Now that everything is in Git, uploading the source code files can still be managed manually through FTP/SCP, or you can even use Git on the production environment. This turns out to be very risky. I’ve seen environments where somebody commits a change into Git on production, while at the same time somebody else had made another change in the same file, and uploaded that change to production. These were the days where we all sat in one room shouting: who uploaded what first or last?!
This felt unnecessary, and we evaluated various alternative Deployment strategies. Deployment in this context is transferring a certain state of your source code and assets to a production environment, ie your web host. If you want to do this automatically, and in a repeatable way, we call it “Continuous Deployment,” ie “push the current state of this Git branch to the production environment,” multiple times a day. Those small changes and commits really come into play here.
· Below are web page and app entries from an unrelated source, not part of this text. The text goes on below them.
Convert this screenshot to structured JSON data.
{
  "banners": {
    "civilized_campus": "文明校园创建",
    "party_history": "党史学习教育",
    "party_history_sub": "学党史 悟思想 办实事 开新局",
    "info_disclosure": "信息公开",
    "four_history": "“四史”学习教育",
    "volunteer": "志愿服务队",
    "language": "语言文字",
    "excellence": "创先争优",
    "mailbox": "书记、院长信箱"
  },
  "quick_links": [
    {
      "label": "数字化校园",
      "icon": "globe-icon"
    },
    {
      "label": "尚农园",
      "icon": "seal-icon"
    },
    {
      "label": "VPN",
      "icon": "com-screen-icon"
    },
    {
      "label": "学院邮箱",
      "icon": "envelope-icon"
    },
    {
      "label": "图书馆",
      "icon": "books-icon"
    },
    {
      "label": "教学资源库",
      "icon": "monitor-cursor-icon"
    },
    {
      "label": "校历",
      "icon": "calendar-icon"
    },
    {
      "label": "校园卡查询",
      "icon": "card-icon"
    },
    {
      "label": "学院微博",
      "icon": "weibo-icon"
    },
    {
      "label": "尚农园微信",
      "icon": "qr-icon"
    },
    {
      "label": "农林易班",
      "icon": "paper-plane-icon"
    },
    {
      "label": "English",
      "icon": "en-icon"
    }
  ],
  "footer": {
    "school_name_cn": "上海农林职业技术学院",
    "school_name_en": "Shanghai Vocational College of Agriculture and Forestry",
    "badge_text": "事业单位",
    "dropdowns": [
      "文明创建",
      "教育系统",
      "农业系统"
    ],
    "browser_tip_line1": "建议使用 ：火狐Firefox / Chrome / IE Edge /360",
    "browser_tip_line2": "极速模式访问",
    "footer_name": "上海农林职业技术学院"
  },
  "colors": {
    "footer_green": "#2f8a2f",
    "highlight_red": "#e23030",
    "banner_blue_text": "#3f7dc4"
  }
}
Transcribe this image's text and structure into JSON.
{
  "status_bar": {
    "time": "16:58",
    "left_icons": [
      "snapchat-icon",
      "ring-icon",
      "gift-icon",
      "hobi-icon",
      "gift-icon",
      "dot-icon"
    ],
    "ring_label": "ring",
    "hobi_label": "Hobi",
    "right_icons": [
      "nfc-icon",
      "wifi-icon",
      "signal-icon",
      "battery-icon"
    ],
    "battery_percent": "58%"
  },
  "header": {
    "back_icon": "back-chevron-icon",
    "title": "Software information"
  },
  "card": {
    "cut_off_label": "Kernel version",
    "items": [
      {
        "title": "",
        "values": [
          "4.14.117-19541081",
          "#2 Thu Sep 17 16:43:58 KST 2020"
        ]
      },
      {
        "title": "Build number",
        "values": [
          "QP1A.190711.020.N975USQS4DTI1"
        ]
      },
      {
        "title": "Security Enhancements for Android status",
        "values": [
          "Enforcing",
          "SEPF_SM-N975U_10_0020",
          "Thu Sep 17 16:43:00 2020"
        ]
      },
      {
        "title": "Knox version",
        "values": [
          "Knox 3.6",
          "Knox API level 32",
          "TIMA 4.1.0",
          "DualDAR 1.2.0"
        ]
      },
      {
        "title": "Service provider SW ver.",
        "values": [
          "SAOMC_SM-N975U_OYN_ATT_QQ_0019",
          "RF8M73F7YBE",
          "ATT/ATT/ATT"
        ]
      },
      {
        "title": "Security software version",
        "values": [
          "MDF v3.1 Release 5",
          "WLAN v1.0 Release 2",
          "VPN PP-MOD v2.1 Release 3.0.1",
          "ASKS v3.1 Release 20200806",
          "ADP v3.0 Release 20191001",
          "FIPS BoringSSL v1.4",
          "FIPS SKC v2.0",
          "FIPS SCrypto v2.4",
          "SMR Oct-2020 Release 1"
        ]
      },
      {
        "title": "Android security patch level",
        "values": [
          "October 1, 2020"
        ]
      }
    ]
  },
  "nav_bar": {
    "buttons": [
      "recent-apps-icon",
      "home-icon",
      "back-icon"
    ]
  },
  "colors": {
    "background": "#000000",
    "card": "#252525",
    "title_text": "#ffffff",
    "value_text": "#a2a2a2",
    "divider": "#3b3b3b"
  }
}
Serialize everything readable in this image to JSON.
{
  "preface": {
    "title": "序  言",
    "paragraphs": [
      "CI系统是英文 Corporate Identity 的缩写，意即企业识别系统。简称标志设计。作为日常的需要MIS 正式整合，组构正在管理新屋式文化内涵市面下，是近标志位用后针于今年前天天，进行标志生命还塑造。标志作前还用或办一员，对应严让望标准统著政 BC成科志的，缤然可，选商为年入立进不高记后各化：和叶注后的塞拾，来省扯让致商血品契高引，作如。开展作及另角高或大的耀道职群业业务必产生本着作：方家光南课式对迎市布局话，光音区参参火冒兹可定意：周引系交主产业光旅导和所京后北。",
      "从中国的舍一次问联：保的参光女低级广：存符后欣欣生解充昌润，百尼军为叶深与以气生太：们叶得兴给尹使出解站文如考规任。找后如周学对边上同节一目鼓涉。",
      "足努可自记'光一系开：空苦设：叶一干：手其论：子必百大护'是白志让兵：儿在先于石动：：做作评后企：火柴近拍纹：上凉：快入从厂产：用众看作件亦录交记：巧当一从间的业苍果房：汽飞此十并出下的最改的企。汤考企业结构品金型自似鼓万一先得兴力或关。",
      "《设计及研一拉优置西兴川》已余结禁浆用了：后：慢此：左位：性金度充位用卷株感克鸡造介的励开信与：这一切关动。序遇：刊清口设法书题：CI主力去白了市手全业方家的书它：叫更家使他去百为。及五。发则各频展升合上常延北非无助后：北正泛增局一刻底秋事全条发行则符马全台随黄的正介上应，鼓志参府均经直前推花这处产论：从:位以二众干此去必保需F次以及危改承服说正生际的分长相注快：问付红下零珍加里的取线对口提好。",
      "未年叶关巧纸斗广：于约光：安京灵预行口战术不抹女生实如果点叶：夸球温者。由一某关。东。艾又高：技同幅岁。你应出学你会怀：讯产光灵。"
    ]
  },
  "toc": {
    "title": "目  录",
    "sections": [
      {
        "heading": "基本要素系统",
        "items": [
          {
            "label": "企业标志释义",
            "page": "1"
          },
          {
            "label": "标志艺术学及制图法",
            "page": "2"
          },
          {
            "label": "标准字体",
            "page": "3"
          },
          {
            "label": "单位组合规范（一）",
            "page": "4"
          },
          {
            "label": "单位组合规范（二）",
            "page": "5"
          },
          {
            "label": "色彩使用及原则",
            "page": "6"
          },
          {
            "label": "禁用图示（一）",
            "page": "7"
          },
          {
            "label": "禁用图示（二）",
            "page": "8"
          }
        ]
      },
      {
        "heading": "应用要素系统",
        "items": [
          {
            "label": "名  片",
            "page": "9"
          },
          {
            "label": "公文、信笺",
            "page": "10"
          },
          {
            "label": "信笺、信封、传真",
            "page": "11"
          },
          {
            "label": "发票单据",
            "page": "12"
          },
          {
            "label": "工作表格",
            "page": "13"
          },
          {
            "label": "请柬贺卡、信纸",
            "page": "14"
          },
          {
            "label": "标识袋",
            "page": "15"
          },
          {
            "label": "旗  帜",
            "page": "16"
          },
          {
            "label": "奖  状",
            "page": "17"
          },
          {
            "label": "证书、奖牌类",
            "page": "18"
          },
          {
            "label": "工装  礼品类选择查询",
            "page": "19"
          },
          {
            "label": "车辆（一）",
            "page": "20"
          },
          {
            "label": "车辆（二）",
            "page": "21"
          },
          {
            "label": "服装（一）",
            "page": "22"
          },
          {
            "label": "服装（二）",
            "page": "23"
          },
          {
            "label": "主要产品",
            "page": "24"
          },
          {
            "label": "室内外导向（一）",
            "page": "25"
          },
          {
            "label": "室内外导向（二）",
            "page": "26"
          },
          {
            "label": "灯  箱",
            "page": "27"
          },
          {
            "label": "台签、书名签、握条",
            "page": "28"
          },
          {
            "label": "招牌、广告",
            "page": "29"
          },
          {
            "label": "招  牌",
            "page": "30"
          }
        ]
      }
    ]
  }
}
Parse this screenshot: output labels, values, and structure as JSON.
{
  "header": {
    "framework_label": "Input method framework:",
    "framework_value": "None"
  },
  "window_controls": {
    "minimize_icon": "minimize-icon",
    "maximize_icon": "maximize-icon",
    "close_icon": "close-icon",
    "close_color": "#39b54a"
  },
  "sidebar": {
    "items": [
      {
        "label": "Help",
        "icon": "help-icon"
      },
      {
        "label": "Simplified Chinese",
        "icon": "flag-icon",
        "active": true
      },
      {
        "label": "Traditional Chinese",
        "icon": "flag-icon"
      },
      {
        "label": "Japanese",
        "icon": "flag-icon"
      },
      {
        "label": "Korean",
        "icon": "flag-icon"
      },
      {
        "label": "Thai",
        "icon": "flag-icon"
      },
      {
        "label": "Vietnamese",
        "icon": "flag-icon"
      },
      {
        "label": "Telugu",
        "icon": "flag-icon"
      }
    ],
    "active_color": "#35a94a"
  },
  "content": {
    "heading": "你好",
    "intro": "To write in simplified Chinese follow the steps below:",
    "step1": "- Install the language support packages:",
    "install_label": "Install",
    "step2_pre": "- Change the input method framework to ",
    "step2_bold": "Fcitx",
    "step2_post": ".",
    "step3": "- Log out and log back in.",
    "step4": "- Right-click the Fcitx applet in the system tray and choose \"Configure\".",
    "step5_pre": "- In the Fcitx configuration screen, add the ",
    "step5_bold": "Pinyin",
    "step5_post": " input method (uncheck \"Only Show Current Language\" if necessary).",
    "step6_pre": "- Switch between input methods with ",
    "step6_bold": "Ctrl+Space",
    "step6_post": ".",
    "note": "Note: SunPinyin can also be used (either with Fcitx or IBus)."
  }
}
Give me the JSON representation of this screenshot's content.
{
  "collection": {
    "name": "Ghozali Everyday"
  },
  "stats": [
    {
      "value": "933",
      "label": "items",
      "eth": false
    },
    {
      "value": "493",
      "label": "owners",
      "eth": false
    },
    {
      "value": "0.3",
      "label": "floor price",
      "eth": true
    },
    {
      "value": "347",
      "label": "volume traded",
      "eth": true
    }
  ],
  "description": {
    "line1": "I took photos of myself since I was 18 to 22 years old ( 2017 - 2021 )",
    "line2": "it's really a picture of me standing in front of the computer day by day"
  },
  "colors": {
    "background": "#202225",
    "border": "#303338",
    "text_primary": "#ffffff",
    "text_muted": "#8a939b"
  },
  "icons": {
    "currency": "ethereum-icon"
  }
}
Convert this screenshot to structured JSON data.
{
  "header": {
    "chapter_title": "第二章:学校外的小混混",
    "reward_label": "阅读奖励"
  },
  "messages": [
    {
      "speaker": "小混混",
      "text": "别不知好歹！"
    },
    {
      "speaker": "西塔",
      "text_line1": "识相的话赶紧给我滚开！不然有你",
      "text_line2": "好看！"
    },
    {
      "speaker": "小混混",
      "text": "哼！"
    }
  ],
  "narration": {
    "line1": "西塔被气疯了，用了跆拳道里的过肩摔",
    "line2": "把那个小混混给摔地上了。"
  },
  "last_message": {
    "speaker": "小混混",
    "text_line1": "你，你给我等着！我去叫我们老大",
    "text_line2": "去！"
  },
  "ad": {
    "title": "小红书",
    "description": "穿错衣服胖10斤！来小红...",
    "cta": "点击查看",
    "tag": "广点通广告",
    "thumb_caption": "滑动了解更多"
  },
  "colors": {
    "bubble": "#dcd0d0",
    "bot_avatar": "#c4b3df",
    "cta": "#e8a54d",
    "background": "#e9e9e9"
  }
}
For more complex web projects, some might need Frontend builds with npm, yarn etc, and defined dependencies for PHP with Composer to actually “build” the package you want to move to the production environment. You could also add Unit or Integration tests on your source code which should check that previous and new behavior works as expected. If you’re familiar with these concepts, you already have a “Continuous Integration” setup as well. Both terms are often referred to as “CI/CD,” and they cover the whole build process.
In the end, an automatic “build server” takes care of building the final state – an artifact such as a zip file – to be transferred to the production environment where it will run without any problems. No more yelling across the office!
It’s a win for all developers: Deployment is one of these things that you don’t need to do manually anymore. Having this process from commit to integration to deployment saves you time and effort.
A bonus: You could even deploy one Git branch (for instance, a branch named “staging”) to a staging environment and another Git branch (“main”) to the production environment, so your colleagues or your customers can test and preview each change on a separate server before you push it to the production environment. This comes especially in handy when there are integrated services like external databases and APIs to test with.
But how do I develop locally?
Now that a CI/CD process is in place, the biggest question left is: Well, how do I work on my web project on my computer in an equally collaborative and safe way? Especially with teams, every developer and contributor has their own local copy of the web project, including the database and assets, on their machine. Develop locally, and I don’t have to worry about my internet connection, or if the upload of a changed file has succeeded, I can focus on the task at hand.
We had been working with XAMPP, MAMP, and virtual machines, but Docker has had a huge impact in the past years. But if you’re primarily a web developer, setting up Docker yourself is much more complicated, and I can fully relate to that as I still feel like a Docker newbie.
Fortunately enough the folks at DDEV released DDEV-Local, which takes away all the pain from Docker and lets you focus on your PHP application development, whether it’s TYPO3, Drupal or any other PHP project. Install Docker and DDEV-Local and you’ll have a local environment, configured to match your production environment, with your Git repository, up and running in a matter of minutes. It’s the last piece of the puzzle needed to never directly touch the production environment again.
To sum it up:
- Using Git can save hours of work, even if you’re working as a one-person-show or don’t have to manage tons of branches.
- With a repeatable and automated deployment strategy you don’t have to worry about the code on the production environment anymore.
- Use DDEV-Local to make your life easier when you want to develop on your local machine.
There are a lot more topics to cover, like how to sync your assets or visitor-generated content back to your local environment, but this always depends on the tool you use–in TYPO3 CMS world this is especially important. What’s your story on how to handle your toolchain and managing content between environments? Drop us a tweet.